» WORK INSTRUCTIONS
Exactly how many lines of the data below include the string "name"? State the number and nothing more.

[Interface dataset entries]
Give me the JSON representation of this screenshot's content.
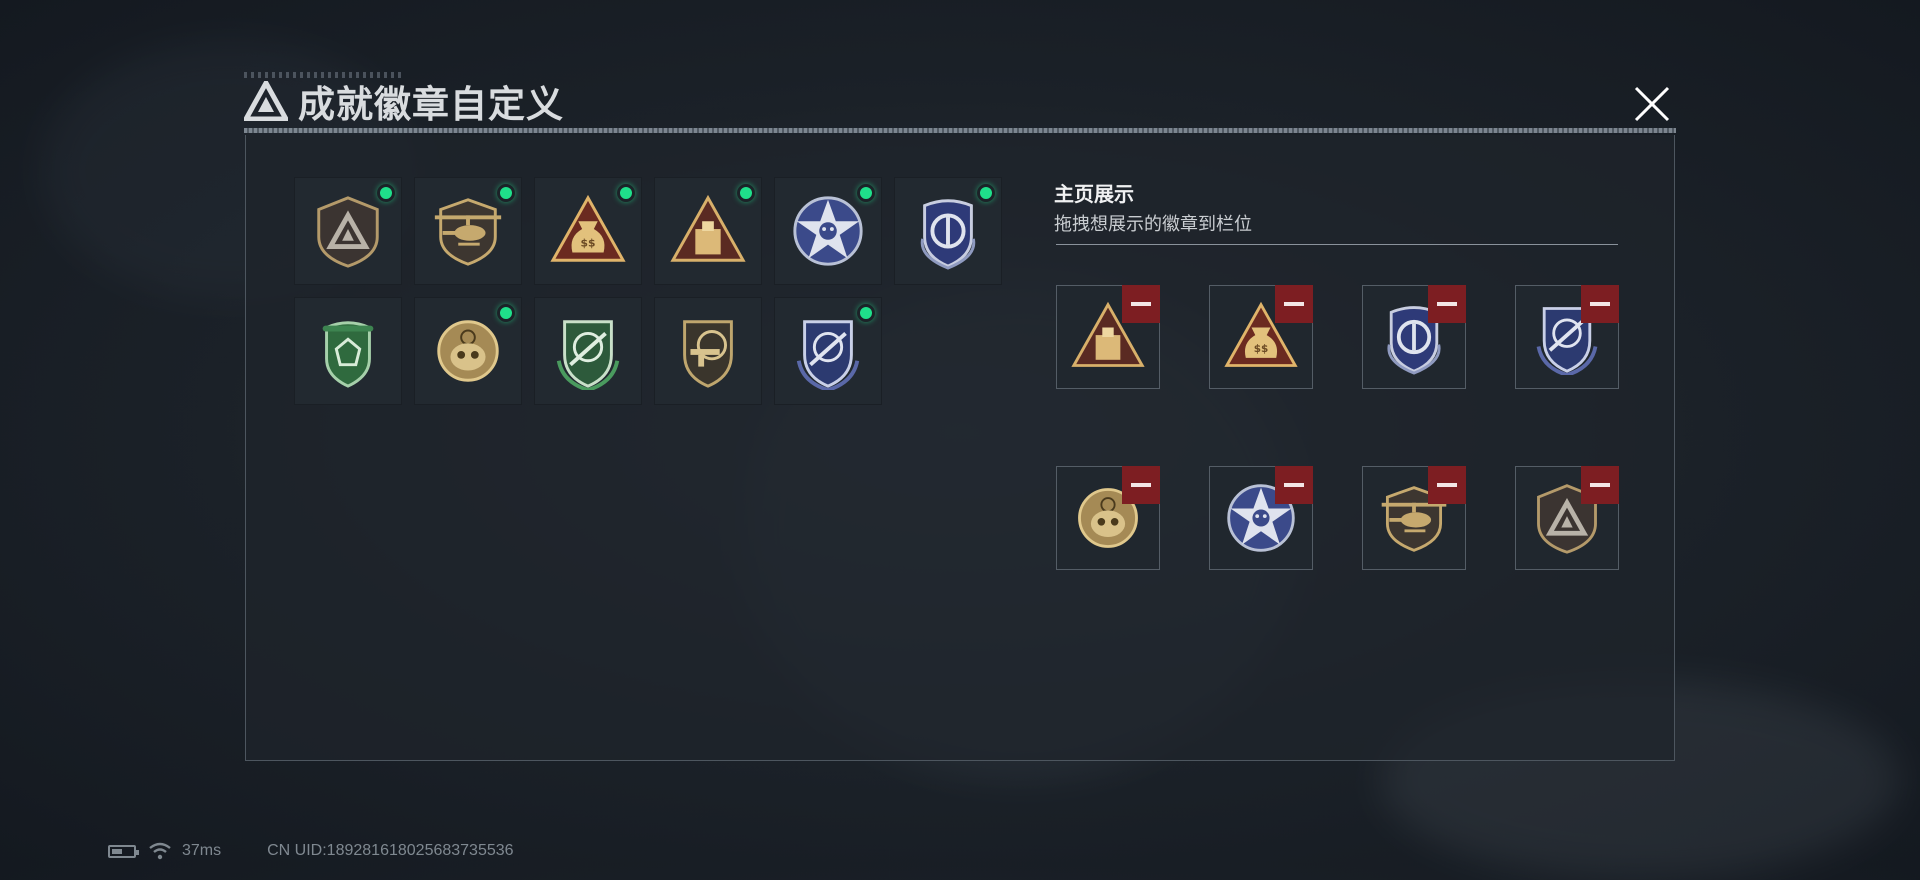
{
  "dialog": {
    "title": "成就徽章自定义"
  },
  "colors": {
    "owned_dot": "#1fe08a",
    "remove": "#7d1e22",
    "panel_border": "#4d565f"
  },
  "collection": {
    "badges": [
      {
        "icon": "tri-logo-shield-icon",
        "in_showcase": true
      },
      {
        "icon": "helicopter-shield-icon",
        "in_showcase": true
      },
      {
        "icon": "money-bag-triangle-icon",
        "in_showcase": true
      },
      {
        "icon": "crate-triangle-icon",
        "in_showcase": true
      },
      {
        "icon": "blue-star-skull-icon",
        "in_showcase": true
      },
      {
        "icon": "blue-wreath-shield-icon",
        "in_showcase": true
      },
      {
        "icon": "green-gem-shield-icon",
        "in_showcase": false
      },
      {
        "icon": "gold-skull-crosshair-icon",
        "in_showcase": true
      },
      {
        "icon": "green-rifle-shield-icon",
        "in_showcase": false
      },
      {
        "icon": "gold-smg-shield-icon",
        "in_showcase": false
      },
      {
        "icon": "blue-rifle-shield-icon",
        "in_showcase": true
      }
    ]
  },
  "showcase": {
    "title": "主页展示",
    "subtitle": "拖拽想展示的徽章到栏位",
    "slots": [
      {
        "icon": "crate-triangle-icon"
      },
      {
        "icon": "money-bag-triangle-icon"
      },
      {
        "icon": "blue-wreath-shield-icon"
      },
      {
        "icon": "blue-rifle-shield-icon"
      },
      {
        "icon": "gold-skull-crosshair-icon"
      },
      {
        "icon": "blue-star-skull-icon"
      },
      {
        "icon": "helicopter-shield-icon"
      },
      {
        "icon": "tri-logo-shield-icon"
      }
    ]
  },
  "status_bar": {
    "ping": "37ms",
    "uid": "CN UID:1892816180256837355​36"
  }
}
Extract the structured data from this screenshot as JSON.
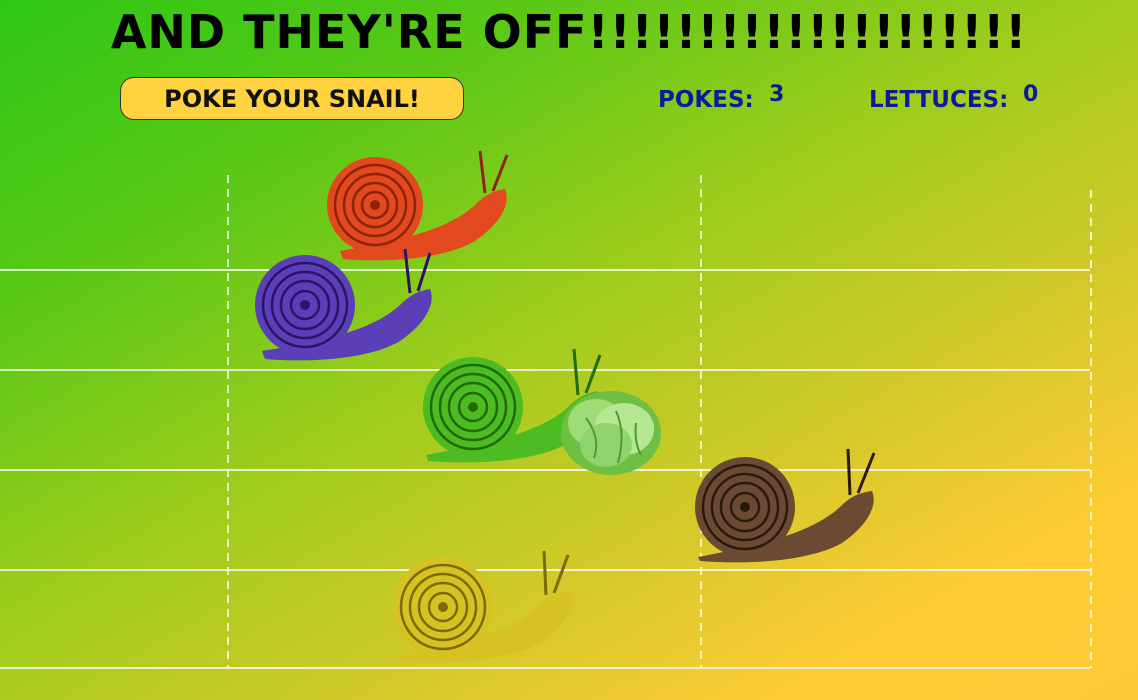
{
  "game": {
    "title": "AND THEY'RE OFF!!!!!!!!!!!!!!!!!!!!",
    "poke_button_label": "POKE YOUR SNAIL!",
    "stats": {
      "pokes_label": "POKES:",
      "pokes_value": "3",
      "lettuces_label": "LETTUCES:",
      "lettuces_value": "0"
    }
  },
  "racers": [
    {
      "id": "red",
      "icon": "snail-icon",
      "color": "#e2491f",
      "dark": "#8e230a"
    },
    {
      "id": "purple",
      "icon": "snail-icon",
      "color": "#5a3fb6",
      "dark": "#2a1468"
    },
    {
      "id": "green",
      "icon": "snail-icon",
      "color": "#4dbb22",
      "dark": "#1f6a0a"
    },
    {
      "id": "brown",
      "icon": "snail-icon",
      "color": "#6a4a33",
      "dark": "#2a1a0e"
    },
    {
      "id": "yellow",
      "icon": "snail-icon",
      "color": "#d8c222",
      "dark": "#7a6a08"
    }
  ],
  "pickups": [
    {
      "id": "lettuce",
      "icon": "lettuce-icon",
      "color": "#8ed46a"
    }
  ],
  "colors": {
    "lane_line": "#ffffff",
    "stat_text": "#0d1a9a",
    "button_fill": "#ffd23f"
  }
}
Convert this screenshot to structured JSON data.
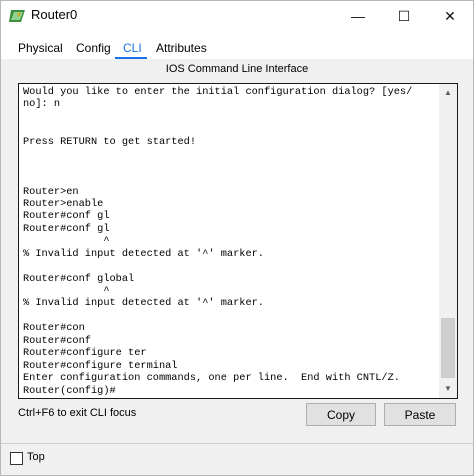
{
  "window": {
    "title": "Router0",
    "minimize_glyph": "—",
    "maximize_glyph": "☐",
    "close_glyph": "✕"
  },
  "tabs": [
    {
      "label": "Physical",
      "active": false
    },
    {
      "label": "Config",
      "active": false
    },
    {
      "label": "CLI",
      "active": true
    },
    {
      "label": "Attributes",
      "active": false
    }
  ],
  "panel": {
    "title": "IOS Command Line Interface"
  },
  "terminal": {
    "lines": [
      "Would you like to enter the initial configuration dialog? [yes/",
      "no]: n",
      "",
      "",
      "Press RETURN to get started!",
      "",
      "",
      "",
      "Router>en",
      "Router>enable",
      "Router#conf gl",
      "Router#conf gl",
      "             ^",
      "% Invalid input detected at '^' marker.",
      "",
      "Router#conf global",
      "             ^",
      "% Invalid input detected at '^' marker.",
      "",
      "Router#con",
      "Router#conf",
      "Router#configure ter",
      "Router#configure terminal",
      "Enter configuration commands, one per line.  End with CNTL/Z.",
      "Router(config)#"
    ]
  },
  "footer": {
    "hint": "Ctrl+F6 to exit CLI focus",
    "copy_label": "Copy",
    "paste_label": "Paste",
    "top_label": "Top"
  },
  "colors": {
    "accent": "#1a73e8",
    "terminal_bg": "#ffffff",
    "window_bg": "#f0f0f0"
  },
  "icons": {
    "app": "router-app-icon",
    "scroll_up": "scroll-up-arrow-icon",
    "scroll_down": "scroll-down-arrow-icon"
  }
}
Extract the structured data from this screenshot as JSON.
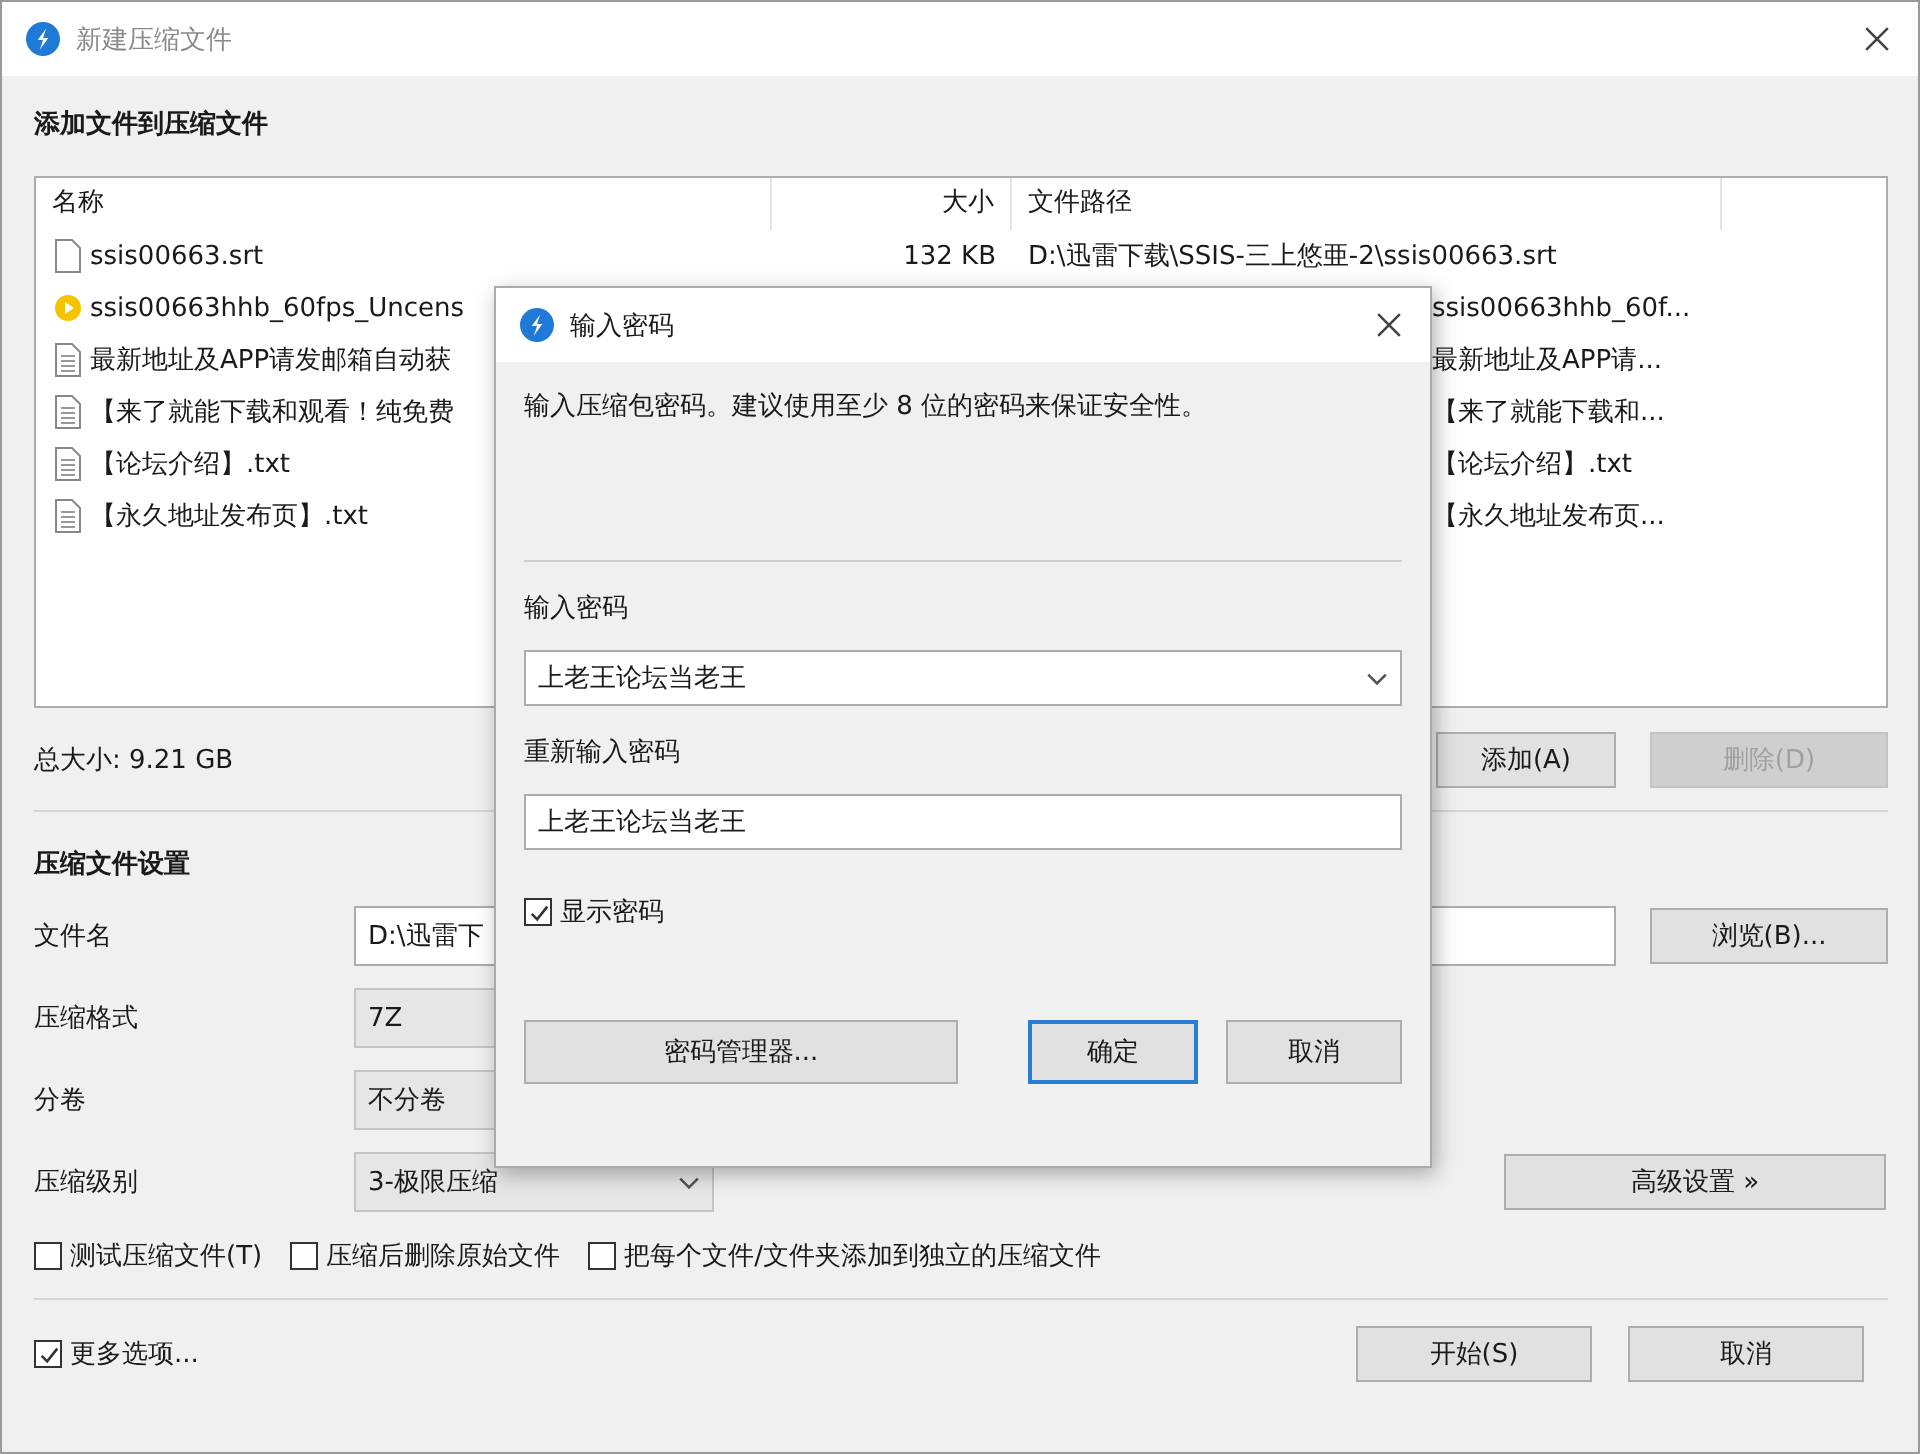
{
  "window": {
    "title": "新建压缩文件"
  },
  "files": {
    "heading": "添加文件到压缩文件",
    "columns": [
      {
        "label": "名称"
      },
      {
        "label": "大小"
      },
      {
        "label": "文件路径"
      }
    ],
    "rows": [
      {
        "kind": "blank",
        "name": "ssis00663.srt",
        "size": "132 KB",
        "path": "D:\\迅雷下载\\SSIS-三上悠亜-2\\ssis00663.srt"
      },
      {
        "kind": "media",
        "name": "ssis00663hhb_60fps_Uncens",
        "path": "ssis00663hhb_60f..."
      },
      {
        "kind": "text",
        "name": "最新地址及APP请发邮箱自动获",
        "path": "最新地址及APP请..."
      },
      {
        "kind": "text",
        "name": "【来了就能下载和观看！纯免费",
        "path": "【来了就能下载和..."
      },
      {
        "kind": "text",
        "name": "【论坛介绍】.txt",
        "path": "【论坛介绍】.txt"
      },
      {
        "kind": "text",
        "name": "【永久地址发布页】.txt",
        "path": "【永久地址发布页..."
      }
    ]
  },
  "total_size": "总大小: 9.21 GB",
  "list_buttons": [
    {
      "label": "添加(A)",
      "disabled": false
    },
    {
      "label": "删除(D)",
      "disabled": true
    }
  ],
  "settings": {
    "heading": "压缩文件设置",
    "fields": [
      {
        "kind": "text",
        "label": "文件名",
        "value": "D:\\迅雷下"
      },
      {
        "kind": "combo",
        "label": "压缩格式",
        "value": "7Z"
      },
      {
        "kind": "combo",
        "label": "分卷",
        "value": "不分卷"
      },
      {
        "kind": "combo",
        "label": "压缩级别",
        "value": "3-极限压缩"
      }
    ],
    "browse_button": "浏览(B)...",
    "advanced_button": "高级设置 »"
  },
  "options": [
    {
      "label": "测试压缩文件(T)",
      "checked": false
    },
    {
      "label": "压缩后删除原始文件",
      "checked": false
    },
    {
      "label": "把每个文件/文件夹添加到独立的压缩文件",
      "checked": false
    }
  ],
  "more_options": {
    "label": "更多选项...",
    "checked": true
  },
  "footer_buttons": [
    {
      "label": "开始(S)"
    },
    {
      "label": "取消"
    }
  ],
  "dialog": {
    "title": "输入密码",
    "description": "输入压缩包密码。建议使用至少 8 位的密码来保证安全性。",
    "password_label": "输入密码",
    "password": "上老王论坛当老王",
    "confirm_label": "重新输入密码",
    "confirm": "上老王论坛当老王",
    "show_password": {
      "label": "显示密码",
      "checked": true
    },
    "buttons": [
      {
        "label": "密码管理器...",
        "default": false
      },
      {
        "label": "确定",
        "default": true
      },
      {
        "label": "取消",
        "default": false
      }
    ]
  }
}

» OUTPUT OF THE EXERCISE
6